The Commission said it had to do this, after discovering that International benchmarks show that the main users of SMS services are young subscribers between ages 12 and 24 years who are characterised by much lower income than the average levels, and therefore more attracted to the benefits related to the lock-in effect.
The new rates according to the Commission, is expected to impact positively on the retail tariffs which the operators will offer its customers after its commencement as the rates are below the prevailing interconnection rates in the market.
Already, subscribers are beginning to celebrate the development and apparently spoiling for war, should operators fail to make the new development count for lower call tariffs and other service offerings.
Many subscribers who spoke to Mobile Week, at the weekend, said the operators, particularly the new entrants, do not have any more excuses against making their call tariffs low from 2010 since NCC has decided to lower interconnect rates.
â€œNCC has set a good stage for operators to reduce their tariffs. That is what we have been saying, if you want the operators to reduce tariff, try to also give something that would benefit their business.
Now that the Commission has reduced the interconnect rate, and the power problem is gradually being given attention, I donâ€™t think any operator can stand to tell subscribers that reduction of call tariff is impossibleâ€. This is the way a mobile phone subscriber who identified himself as Okechukwu Robinson saw it.
For Robinson, â€œany operator who tries to undermine the benefit of the new interconnect rates, would face the wrath of subscribersâ€.
Another subscriber, Miss Janeth Olalekan, subscribed to tariff reduction but put a caveat to the expectation.

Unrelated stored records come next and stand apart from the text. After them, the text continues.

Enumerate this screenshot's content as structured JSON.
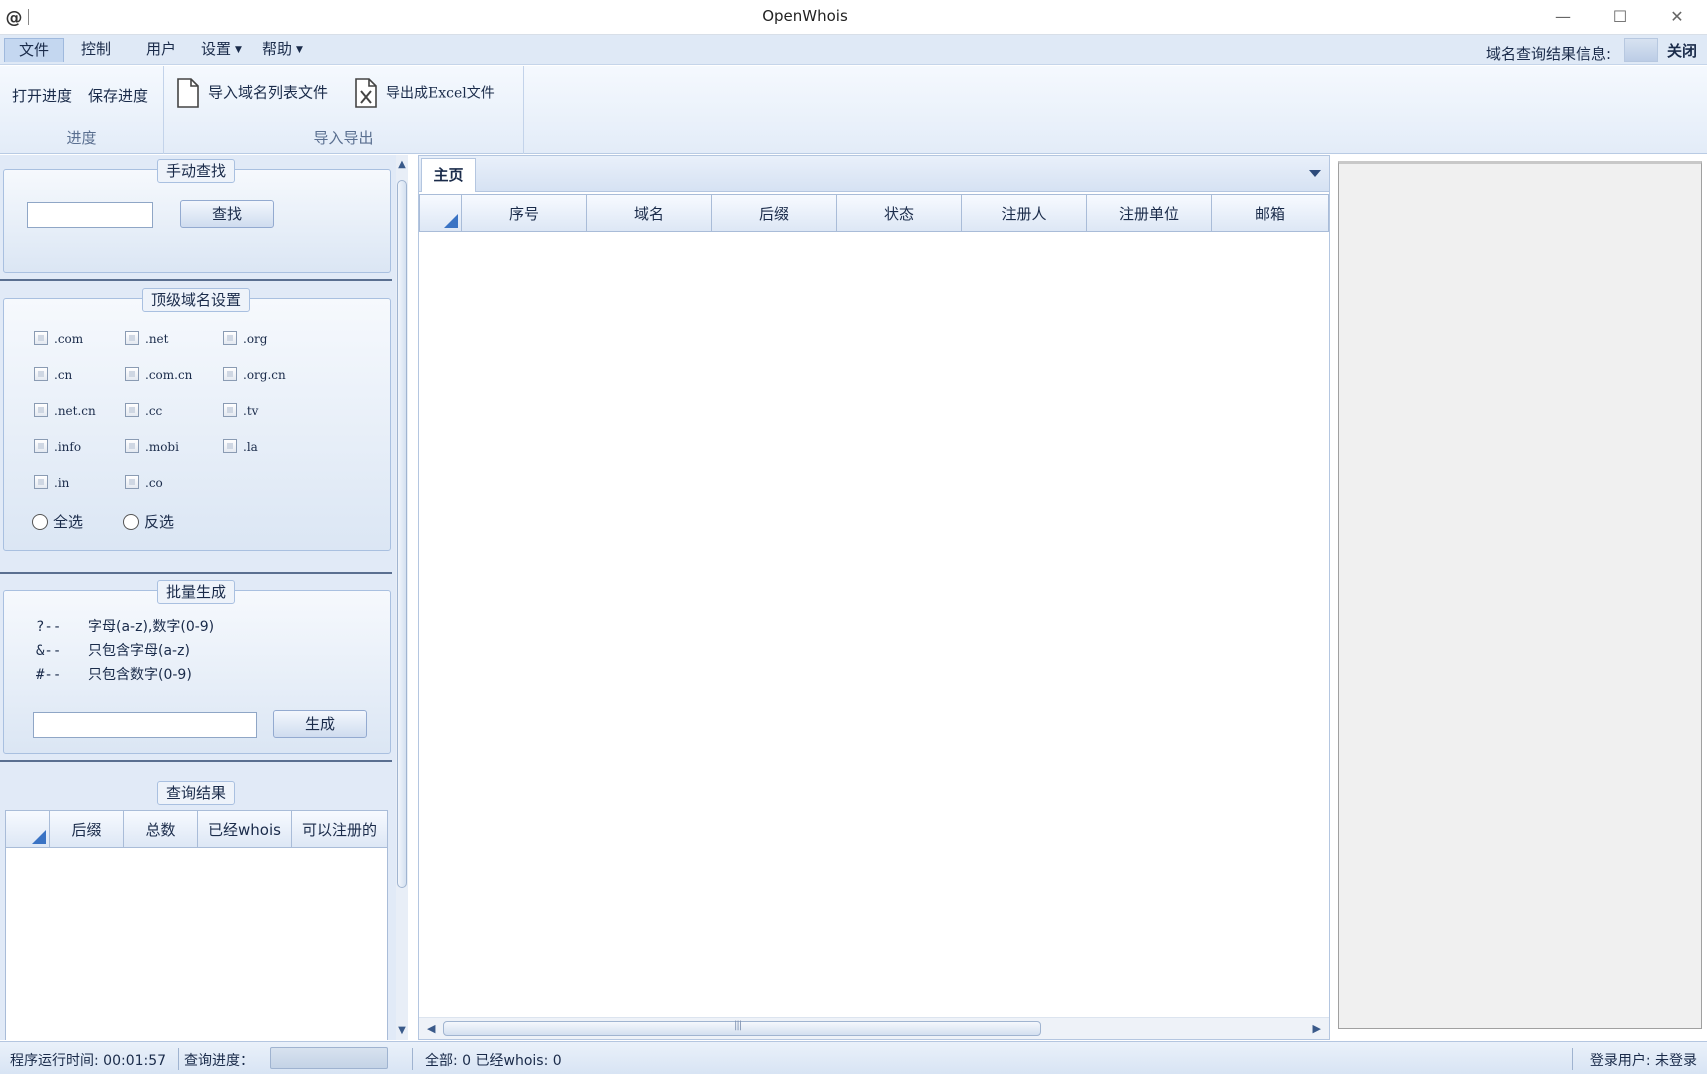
{
  "window": {
    "title": "OpenWhois",
    "app_icon": "@",
    "controls": {
      "minimize": "—",
      "maximize": "☐",
      "close": "✕"
    }
  },
  "menubar": {
    "items": [
      {
        "label": "文件",
        "active": true
      },
      {
        "label": "控制"
      },
      {
        "label": "用户"
      },
      {
        "label": "设置",
        "arrow": "▼"
      },
      {
        "label": "帮助",
        "arrow": "▼"
      }
    ],
    "info_label": "域名查询结果信息:",
    "close_label": "关闭"
  },
  "ribbon": {
    "groups": [
      {
        "label": "进度",
        "buttons": [
          "打开进度",
          "保存进度"
        ]
      },
      {
        "label": "导入导出",
        "buttons": [
          "导入域名列表文件",
          "导出成Excel文件"
        ]
      }
    ]
  },
  "manual_search": {
    "legend": "手动查找",
    "input_value": "",
    "button": "查找"
  },
  "tld_settings": {
    "legend": "顶级域名设置",
    "tlds": [
      ".com",
      ".net",
      ".org",
      ".cn",
      ".com.cn",
      ".org.cn",
      ".net.cn",
      ".cc",
      ".tv",
      ".info",
      ".mobi",
      ".la",
      ".in",
      ".co"
    ],
    "radio_all": "全选",
    "radio_invert": "反选"
  },
  "batch": {
    "legend": "批量生成",
    "rules": [
      {
        "symbol": "?--",
        "text": "字母(a-z),数字(0-9)"
      },
      {
        "symbol": "&--",
        "text": "只包含字母(a-z)"
      },
      {
        "symbol": "#--",
        "text": "只包含数字(0-9)"
      }
    ],
    "input_value": "",
    "button": "生成"
  },
  "results": {
    "legend": "查询结果",
    "columns": [
      "后缀",
      "总数",
      "已经whois",
      "可以注册的"
    ]
  },
  "main": {
    "tab": "主页",
    "columns": [
      "序号",
      "域名",
      "后缀",
      "状态",
      "注册人",
      "注册单位",
      "邮箱"
    ]
  },
  "status": {
    "runtime": "程序运行时间: 00:01:57",
    "progress_label": "查询进度：",
    "progress_value": 0,
    "counts": "全部: 0  已经whois: 0",
    "login": "登录用户: 未登录"
  }
}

â€œEven as a student I know that all it takes for an operator to reduce tariff is not just a little adjustment on the interconnect rate. But I should expect them to make the interconnect rate adjustment count because for the past 8 years or so, tariff has officially remained high except for some kind of promos they introduce.

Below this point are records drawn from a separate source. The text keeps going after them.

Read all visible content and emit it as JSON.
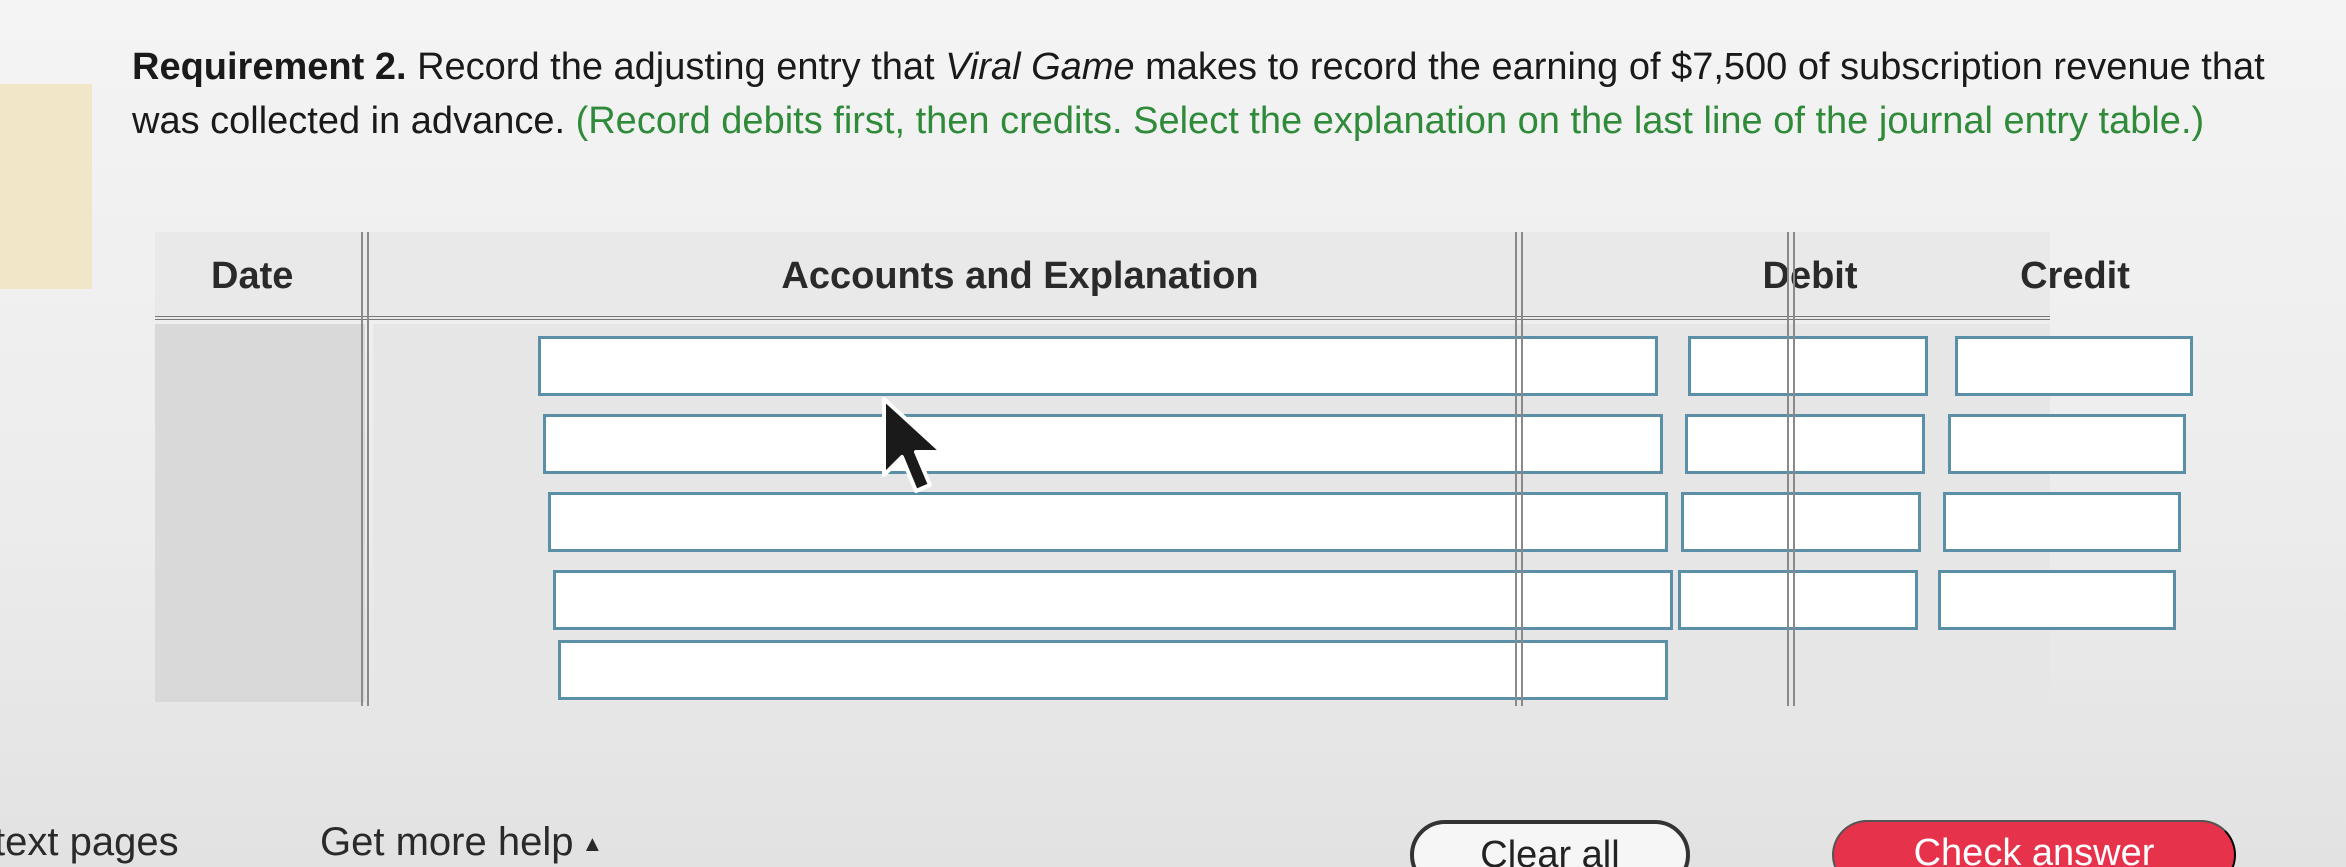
{
  "question": {
    "label": "Requirement 2.",
    "text_before": " Record the adjusting entry that ",
    "company": "Viral Game",
    "text_after": " makes to record the earning of $7,500 of subscription revenue that was collected in advance.",
    "hint": " (Record debits first, then credits. Select the explanation on the last line of the journal entry table.)"
  },
  "journal": {
    "columns": {
      "date": "Date",
      "accounts": "Accounts and Explanation",
      "debit": "Debit",
      "credit": "Credit"
    },
    "rows": [
      {
        "account": "",
        "debit": "",
        "credit": ""
      },
      {
        "account": "",
        "debit": "",
        "credit": ""
      },
      {
        "account": "",
        "debit": "",
        "credit": ""
      },
      {
        "account": "",
        "debit": "",
        "credit": ""
      },
      {
        "explanation": ""
      }
    ]
  },
  "footer": {
    "text_pages": "text pages",
    "get_more_help": "Get more help",
    "clear_all": "Clear all",
    "check_answer": "Check answer"
  },
  "colors": {
    "hint_green": "#2f8a3a",
    "input_border": "#5b8fa8",
    "check_button": "#e6324b"
  }
}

But we all know that promo reduction is not a total reduction. Subscribers need reduction that would benefit all without conditions attached. Having said this, I think we subscribers should also allow the operators to breath a new life from the interconnect rate adjustment before belabouring them on reductionâ€ she added.
The details of the new rates signed by the Chief Executive Officer of the Commission, Engr. Ernest Ndukwe and released by the commissionâ€™s Head, Media & Public Relations, Mr Reuben Muoka, states that: a.
The interconnection rate for mobile (voice) termination provided by new entrants in Nigeria irrespective of the originating network shall be: i) N 10.12 (Ten Naira Twelve Kobo) from 31.12.2009;ii. N 9.48 (Nine Naira Forty Eight Kobo) from 31.12.2010;iii. N 8.84 (Eight Naira Eighty Four Kobo) from 31.12.2011; andiv. N8.20 (Eight Naira Twenty Kobo) from the 31.12.2012.b. ~
The interconnection rate for mobile (voice) termination provided by other operators in Nigeria irrespective of the originating network shall be:i. N8.20 (Eight Naira Twenty Kobo) from the 31.12.2009.c.
The interconnection rate for fixed (voice) termination in Nigeria irrespective of the originating network shall be:i. N 10.12 (Ten Naira Twelve Kobo) from 31.12.2009;ii. N 9.48 (Nine Naira Forty Eight Kobo) from 31.12.2010;iii. N 8.84 (Eight Naira Eighty Four Kobo) from 31.12.2011; andiv. N8.20 (Eight Naira Twenty Kobo) from the 31.12.2012.d.
The interconnection rate for SMS termination provided by new entrants in Nigeria irrespective of the originating network shall be:i. N1.94 (One Naira Ninety Four Kobo) from the 31.12.2009;ii. N1.63 (One Naira Sixty Three Kobo) from the 31.12.2010;iii. N1.32 (One Naira Thirty Two Kobo) from the 31.12.2011; andiv. N.1.02 (One Naira Two Kobo) from the 31.12.2012.e.
The interconnection rate for SMS termination provided by other operators in Nigeria irrespective of the originating network shall be:i. N1.02 (One Naira two kobo) from the 31st of December 2009.